I also miss the Columbia River Gorge outside of Portland, Oregon. I really enjoy hiking and photographing there. There are a ton of gorgeous waterfalls with green mossy rocks and it's so appealing.
Now that I'm traveling more, I hope to see and experience many new areas I've never been to before. Last fall was the first time I visited Utah and Colorado. I was blown away by those two states. Utah with the red rock is incredible. We spent about 6 weeks exploring the state, not nearly enough. Hopefully, I can get back there this spring.
We only got a chance to visit the Southwest corner of Colorado on the tail-end of the fall color season. The fall colors were so stunning. I hope to spend more time in the state in the near future.
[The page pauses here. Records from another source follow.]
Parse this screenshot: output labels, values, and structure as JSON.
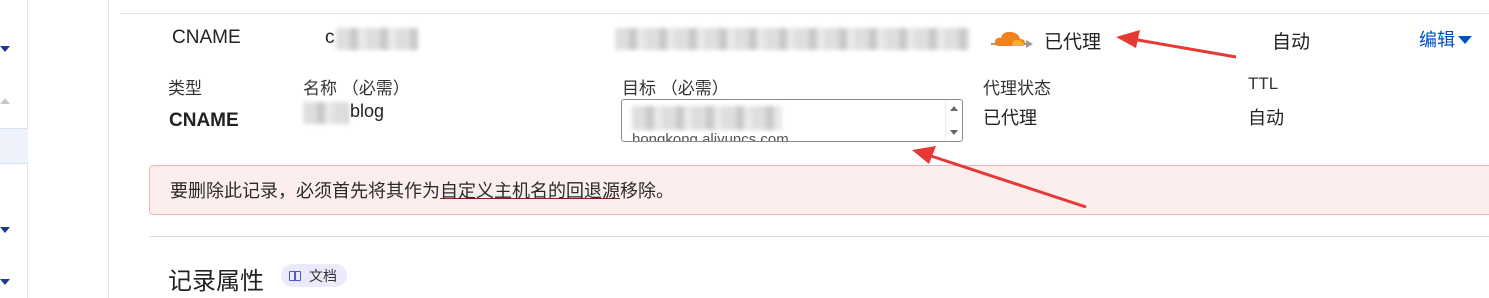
{
  "record_row": {
    "type": "CNAME",
    "name_visible_prefix": "c",
    "proxy_status": "已代理",
    "ttl": "自动",
    "edit_label": "编辑"
  },
  "edit_form": {
    "type_label": "类型",
    "type_value": "CNAME",
    "name_label": "名称 （必需）",
    "name_value_visible": "blog",
    "target_label": "目标 （必需）",
    "target_value_visible": "hongkong.aliyuncs.com",
    "proxy_label": "代理状态",
    "proxy_value": "已代理",
    "ttl_label": "TTL",
    "ttl_value": "自动"
  },
  "alert": {
    "text_before": "要删除此记录，必须首先将其作为",
    "link_text": "自定义主机名的回退源",
    "text_after": "移除。"
  },
  "section": {
    "title": "记录属性",
    "docs_label": "文档"
  },
  "colors": {
    "accent": "#0051c3",
    "cloud_orange": "#f38020",
    "alert_bg": "#fdeeee",
    "annotation_red": "#e53935"
  }
}
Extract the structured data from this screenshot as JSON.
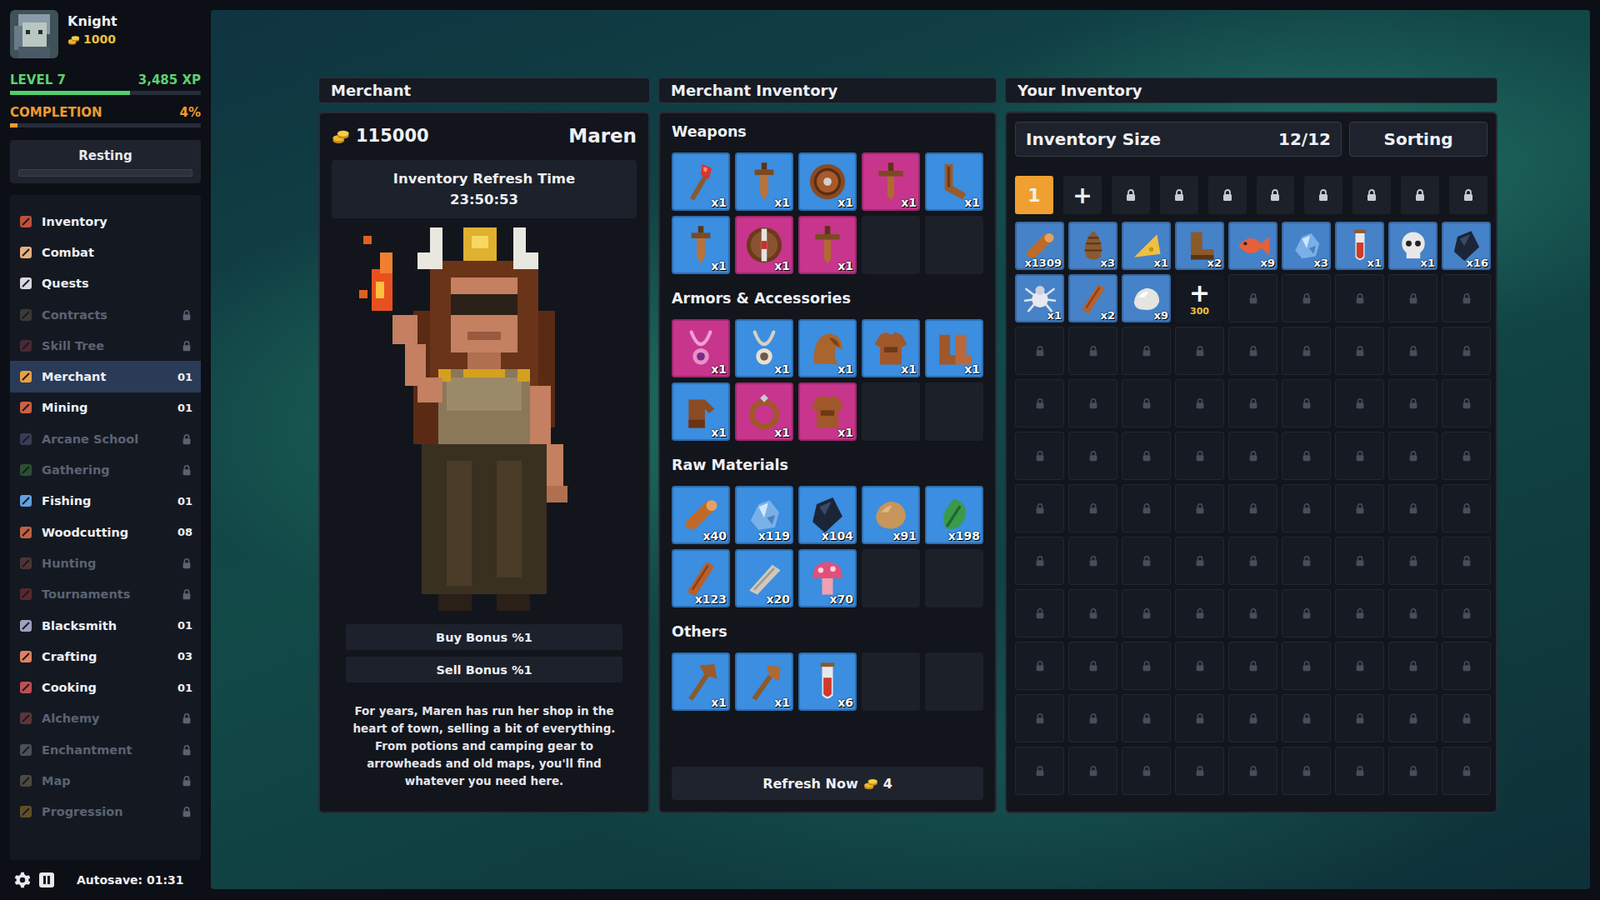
{
  "player": {
    "name": "Knight",
    "gold": "1000",
    "level_label": "LEVEL 7",
    "xp": "3,485 XP",
    "xp_level": 0.63,
    "completion_label": "COMPLETION",
    "completion": "4%",
    "completion_level": 0.04,
    "status": "Resting",
    "status_level": 0
  },
  "sidebar": {
    "items": [
      {
        "label": "Inventory",
        "count": null,
        "locked": false,
        "selected": false,
        "color": "#c0503a"
      },
      {
        "label": "Combat",
        "count": null,
        "locked": false,
        "selected": false,
        "color": "#e8b080"
      },
      {
        "label": "Quests",
        "count": null,
        "locked": false,
        "selected": false,
        "color": "#d8d8e0"
      },
      {
        "label": "Contracts",
        "count": null,
        "locked": true,
        "selected": false,
        "color": "#7a6a5a"
      },
      {
        "label": "Skill Tree",
        "count": null,
        "locked": true,
        "selected": false,
        "color": "#a04050"
      },
      {
        "label": "Merchant",
        "count": "01",
        "locked": false,
        "selected": true,
        "color": "#e8a040"
      },
      {
        "label": "Mining",
        "count": "01",
        "locked": false,
        "selected": false,
        "color": "#d06040"
      },
      {
        "label": "Arcane School",
        "count": null,
        "locked": true,
        "selected": false,
        "color": "#7070a0"
      },
      {
        "label": "Gathering",
        "count": null,
        "locked": true,
        "selected": false,
        "color": "#50a050"
      },
      {
        "label": "Fishing",
        "count": "01",
        "locked": false,
        "selected": false,
        "color": "#60a0e0"
      },
      {
        "label": "Woodcutting",
        "count": "08",
        "locked": false,
        "selected": false,
        "color": "#c06040"
      },
      {
        "label": "Hunting",
        "count": null,
        "locked": true,
        "selected": false,
        "color": "#a06050"
      },
      {
        "label": "Tournaments",
        "count": null,
        "locked": true,
        "selected": false,
        "color": "#c04040"
      },
      {
        "label": "Blacksmith",
        "count": "01",
        "locked": false,
        "selected": false,
        "color": "#a0a0c0"
      },
      {
        "label": "Crafting",
        "count": "03",
        "locked": false,
        "selected": false,
        "color": "#e08060"
      },
      {
        "label": "Cooking",
        "count": "01",
        "locked": false,
        "selected": false,
        "color": "#c05050"
      },
      {
        "label": "Alchemy",
        "count": null,
        "locked": true,
        "selected": false,
        "color": "#d06060"
      },
      {
        "label": "Enchantment",
        "count": null,
        "locked": true,
        "selected": false,
        "color": "#a0a0a0"
      },
      {
        "label": "Map",
        "count": null,
        "locked": true,
        "selected": false,
        "color": "#a09070"
      },
      {
        "label": "Progression",
        "count": null,
        "locked": true,
        "selected": false,
        "color": "#d0a030"
      }
    ],
    "autosave": "Autosave: 01:31"
  },
  "merchant": {
    "title": "Merchant",
    "gold": "115000",
    "name": "Maren",
    "refresh_label": "Inventory Refresh Time",
    "refresh_time": "23:50:53",
    "buy_bonus": "Buy Bonus %1",
    "sell_bonus": "Sell Bonus %1",
    "description": "For years, Maren has run her shop in the heart of town, selling a bit of everything. From potions and camping gear to arrowheads and old maps, you'll find whatever you need here."
  },
  "merchant_inventory": {
    "title": "Merchant Inventory",
    "sections": [
      {
        "title": "Weapons",
        "empty_slots": 2,
        "items": [
          {
            "kind": "wand",
            "count": "x1",
            "color": "#3b8ee0"
          },
          {
            "kind": "dagger",
            "count": "x1",
            "color": "#3b8ee0"
          },
          {
            "kind": "shield",
            "count": "x1",
            "color": "#3b8ee0"
          },
          {
            "kind": "sword",
            "count": "x1",
            "color": "#c8358c"
          },
          {
            "kind": "crossbow",
            "count": "x1",
            "color": "#3b8ee0"
          },
          {
            "kind": "dagger",
            "count": "x1",
            "color": "#3b8ee0"
          },
          {
            "kind": "shield2",
            "count": "x1",
            "color": "#c8358c"
          },
          {
            "kind": "sword",
            "count": "x1",
            "color": "#c8358c"
          }
        ]
      },
      {
        "title": "Armors & Accessories",
        "empty_slots": 2,
        "items": [
          {
            "kind": "amulet",
            "count": "x1",
            "color": "#c8358c"
          },
          {
            "kind": "amulet2",
            "count": "x1",
            "color": "#3b8ee0"
          },
          {
            "kind": "hood",
            "count": "x1",
            "color": "#3b8ee0"
          },
          {
            "kind": "chest",
            "count": "x1",
            "color": "#3b8ee0"
          },
          {
            "kind": "boots",
            "count": "x1",
            "color": "#3b8ee0"
          },
          {
            "kind": "gloves",
            "count": "x1",
            "color": "#3b8ee0"
          },
          {
            "kind": "ring",
            "count": "x1",
            "color": "#c8358c"
          },
          {
            "kind": "chest",
            "count": "x1",
            "color": "#c8358c"
          }
        ]
      },
      {
        "title": "Raw Materials",
        "empty_slots": 2,
        "items": [
          {
            "kind": "log",
            "count": "x40",
            "color": "#3b8ee0"
          },
          {
            "kind": "ore",
            "count": "x119",
            "color": "#3b8ee0"
          },
          {
            "kind": "coal",
            "count": "x104",
            "color": "#3b8ee0"
          },
          {
            "kind": "stone",
            "count": "x91",
            "color": "#3b8ee0"
          },
          {
            "kind": "herb",
            "count": "x198",
            "color": "#3b8ee0"
          },
          {
            "kind": "plank",
            "count": "x123",
            "color": "#3b8ee0"
          },
          {
            "kind": "slab",
            "count": "x20",
            "color": "#3b8ee0"
          },
          {
            "kind": "mushroom",
            "count": "x70",
            "color": "#3b8ee0"
          }
        ]
      },
      {
        "title": "Others",
        "empty_slots": 2,
        "items": [
          {
            "kind": "axe",
            "count": "x1",
            "color": "#3b8ee0"
          },
          {
            "kind": "shovel",
            "count": "x1",
            "color": "#3b8ee0"
          },
          {
            "kind": "potion",
            "count": "x6",
            "color": "#3b8ee0"
          }
        ]
      }
    ],
    "refresh_button": {
      "label": "Refresh Now",
      "cost": "4"
    }
  },
  "your_inventory": {
    "title": "Your Inventory",
    "size_label": "Inventory Size",
    "size": "12/12",
    "sorting": "Sorting",
    "pages": [
      {
        "label": "1",
        "selected": true
      }
    ],
    "add_page": "+",
    "locked_pages": 8,
    "items": [
      {
        "kind": "log",
        "count": "x1309",
        "color": "#4682c8"
      },
      {
        "kind": "pinecone",
        "count": "x3",
        "color": "#4682c8"
      },
      {
        "kind": "cheese",
        "count": "x1",
        "color": "#4682c8"
      },
      {
        "kind": "boot",
        "count": "x2",
        "color": "#4682c8"
      },
      {
        "kind": "fish",
        "count": "x9",
        "color": "#4682c8"
      },
      {
        "kind": "ore",
        "count": "x3",
        "color": "#4682c8"
      },
      {
        "kind": "potion",
        "count": "x1",
        "color": "#4682c8"
      },
      {
        "kind": "skull",
        "count": "x1",
        "color": "#4682c8"
      },
      {
        "kind": "coal",
        "count": "x16",
        "color": "#4682c8"
      },
      {
        "kind": "spider",
        "count": "x1",
        "color": "#4682c8"
      },
      {
        "kind": "plank",
        "count": "x2",
        "color": "#4682c8"
      },
      {
        "kind": "rock",
        "count": "x9",
        "color": "#4682c8"
      }
    ],
    "buy_slot": {
      "label": "+",
      "price": "300"
    },
    "locked_slots": 86
  }
}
I'm excited to see more that's out there!
In terms of your creative process, do you go out into nature with an idea or do you let concepts evolve in the moment?
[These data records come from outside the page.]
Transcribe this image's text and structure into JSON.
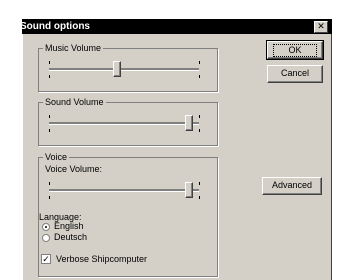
{
  "window": {
    "title": "Sound options",
    "close_glyph": "✕"
  },
  "buttons": {
    "ok": "OK",
    "cancel": "Cancel",
    "advanced": "Advanced"
  },
  "music": {
    "legend": "Music Volume",
    "value": 0.45
  },
  "sound": {
    "legend": "Sound Volume",
    "value": 0.93
  },
  "voice": {
    "legend": "Voice",
    "volume_label": "Voice Volume:",
    "value": 0.93,
    "language_label": "Language:",
    "languages": [
      {
        "label": "English",
        "selected": true
      },
      {
        "label": "Deutsch",
        "selected": false
      }
    ],
    "verbose_label": "Verbose Shipcomputer",
    "verbose_checked": true,
    "check_glyph": "✓"
  }
}
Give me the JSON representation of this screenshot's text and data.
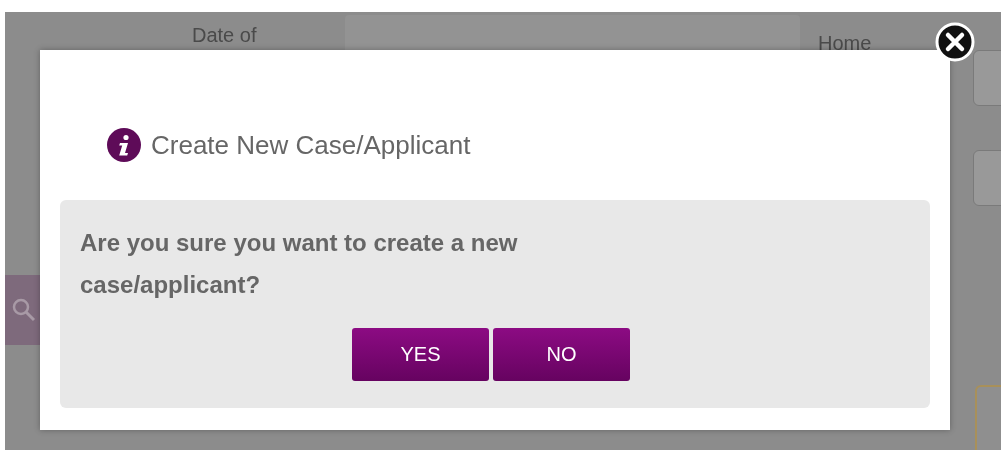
{
  "background": {
    "labels": [
      "Date of",
      "Home"
    ]
  },
  "dialog": {
    "title": "Create New Case/Applicant",
    "message": "Are you sure you want to create a new case/applicant?",
    "buttons": [
      "YES",
      "NO"
    ]
  }
}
Sometimes I do go out in nature with an idea in mind. There may be a certain composition I want to try and get. More often than not, conditions can change while out in the field that can create new possibilities, so I have to adapt. Weather of course being the number one reason. Just this week, we are staying near White Sands National Monument in New Mexico. I had no idea that it was spring break, so the park is full of people. People make lots of footprints. So I wasn't getting the kind of shots I wanted for a couple of my trips out there. A big windstorm is coming tomorrow so I decided to stay in the area longer so I can get another shot at taking photos with hopefully less footprints. It pays to be flexible when things don't quite work out the way you've hoped for.
What equipment and tools do you use to capture and/or edit your stunning images?
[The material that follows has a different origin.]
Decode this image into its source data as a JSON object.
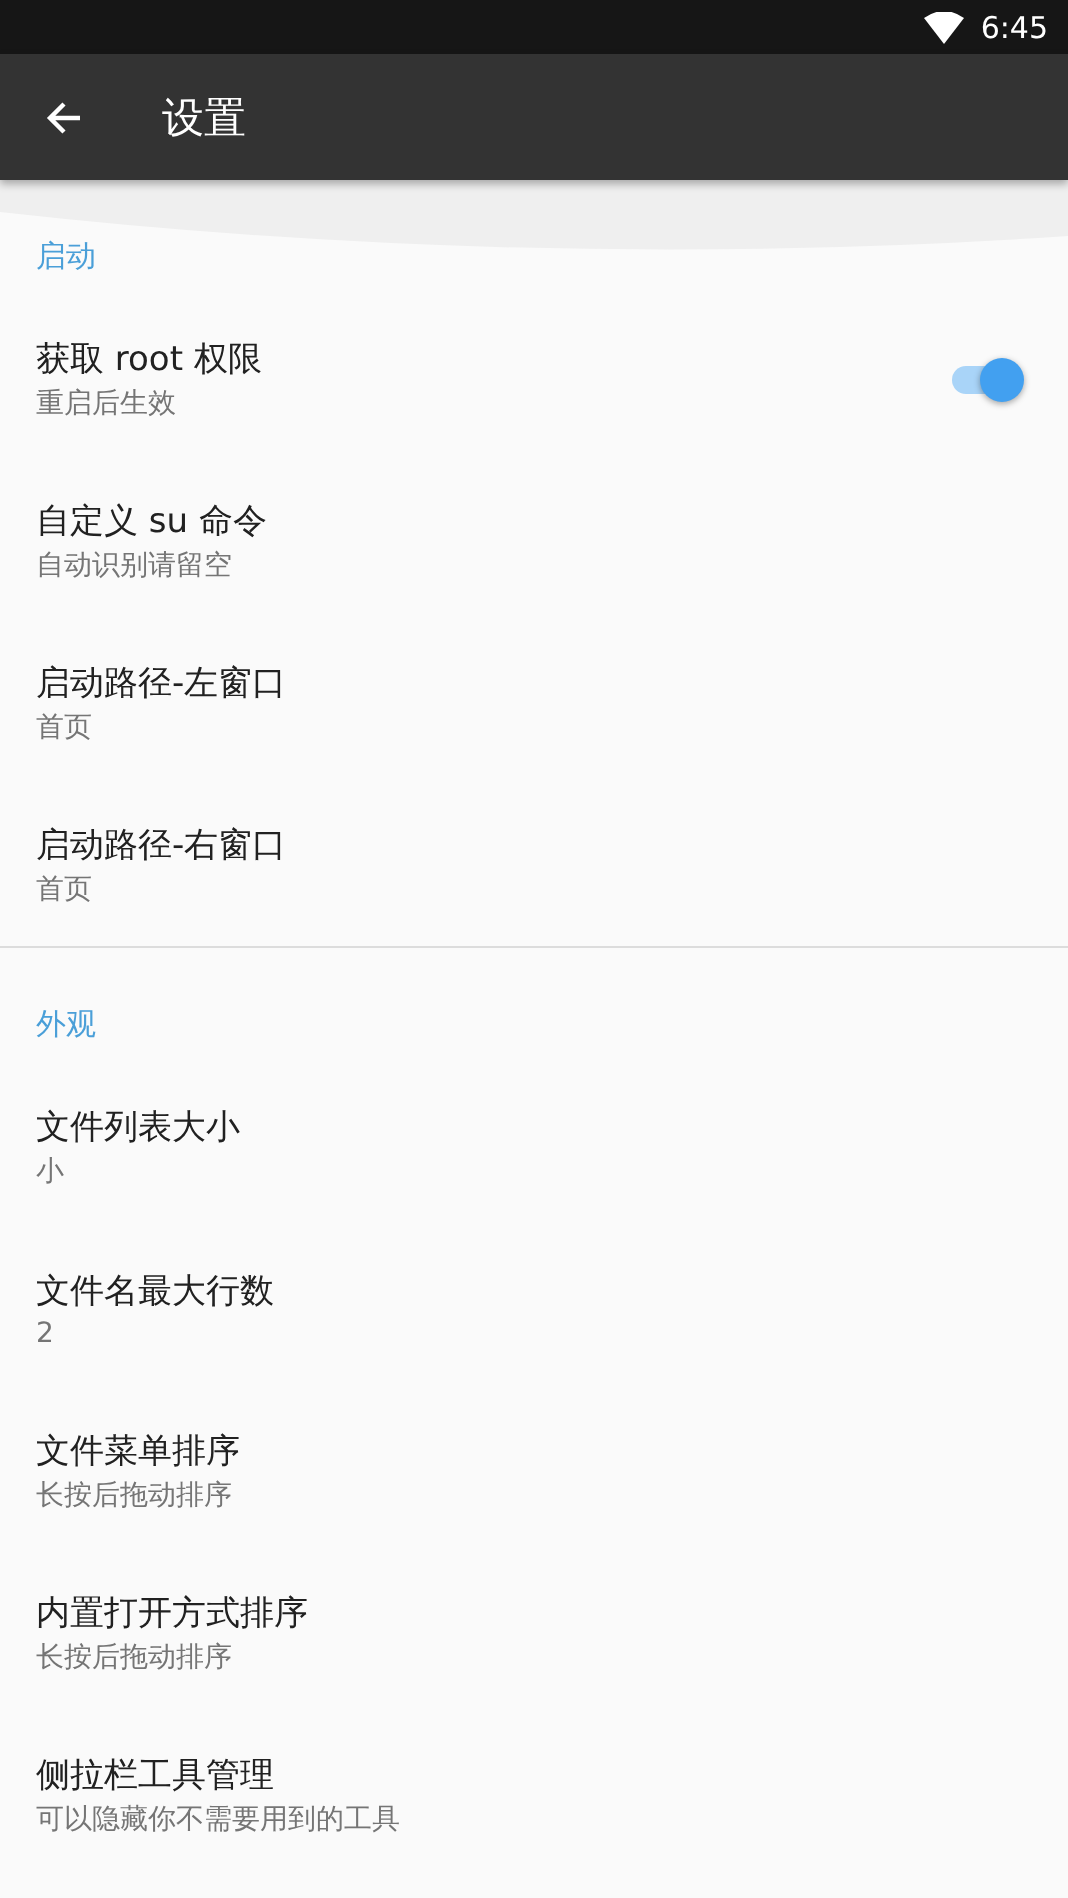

Thanks so much for the compliment. I try and not get all caught up in the latest gear, because I feel like it's not the gear that makes the shot, but a good, creative eye and a lot of practice. Having good gear does help you feel more confident and comfortable taking pictures. You don't want to be frustrated with your camera gear. I currently have a Canon 6D full-frame DSLR camera that I use for most of my landscapes. I have several, quality Canon L lenses that I love. They include the following: Canon EF 70-200mm f/4L IS, Canon EF 24-105mm f/4L IS, Canon EF 16-35mm f/2.8L. I also have a Mirrorless Fuji XT-1 with 3 lenses. This camera is small and not bulky like my DSLR, so I find myself using it more and more. I really like this little camera for hiking excursions, scouting, and sightseeing. I use a sturdy tripod, which is an important tool for my landscape photography.
I use Adobe Lightroom to organize my images. It's evolved over the years to include many great editing tools that keep improving with updates. After importing my images to Lightroom, I do some basic editing and if I need to do more, I will bring it into Photoshop to work on it a little more.
What do you hope viewers take away from your work?
For those that view my work and enjoy it, I hope it causes them to want to get outside more. To go explore the beauty that is all around us in nature. Maybe for a few moments they'll forget about things weighing them down and get a sense of peace or serenity when viewing my work.
If you could go back to the time when you just started out as a photographer, what would you tell yourself?
That's an interesting question. I think I'd tell myself to slow down and enjoy the moment. Sometimes, in the rush to get the shot, you can easily forget that you are standing in a beautiful place and just be concentrating on the technical aspects of the photo you are taking. Because I was working full-time and doing my photography on the side, I found myself rushing around on the weekends to locations just to get the shot. Now that I'm concentrating on my photography and traveling, I find more enjoyment with the locations we travel to.
If you could sum up your thoughts on the work that you do in one sentence, what would you say?
I set out to produce images that express my artistic vision and passion for photography – as well as my love of nature and the outdoors.
My Modern Met granted permission to use photos by Patricia Davidson.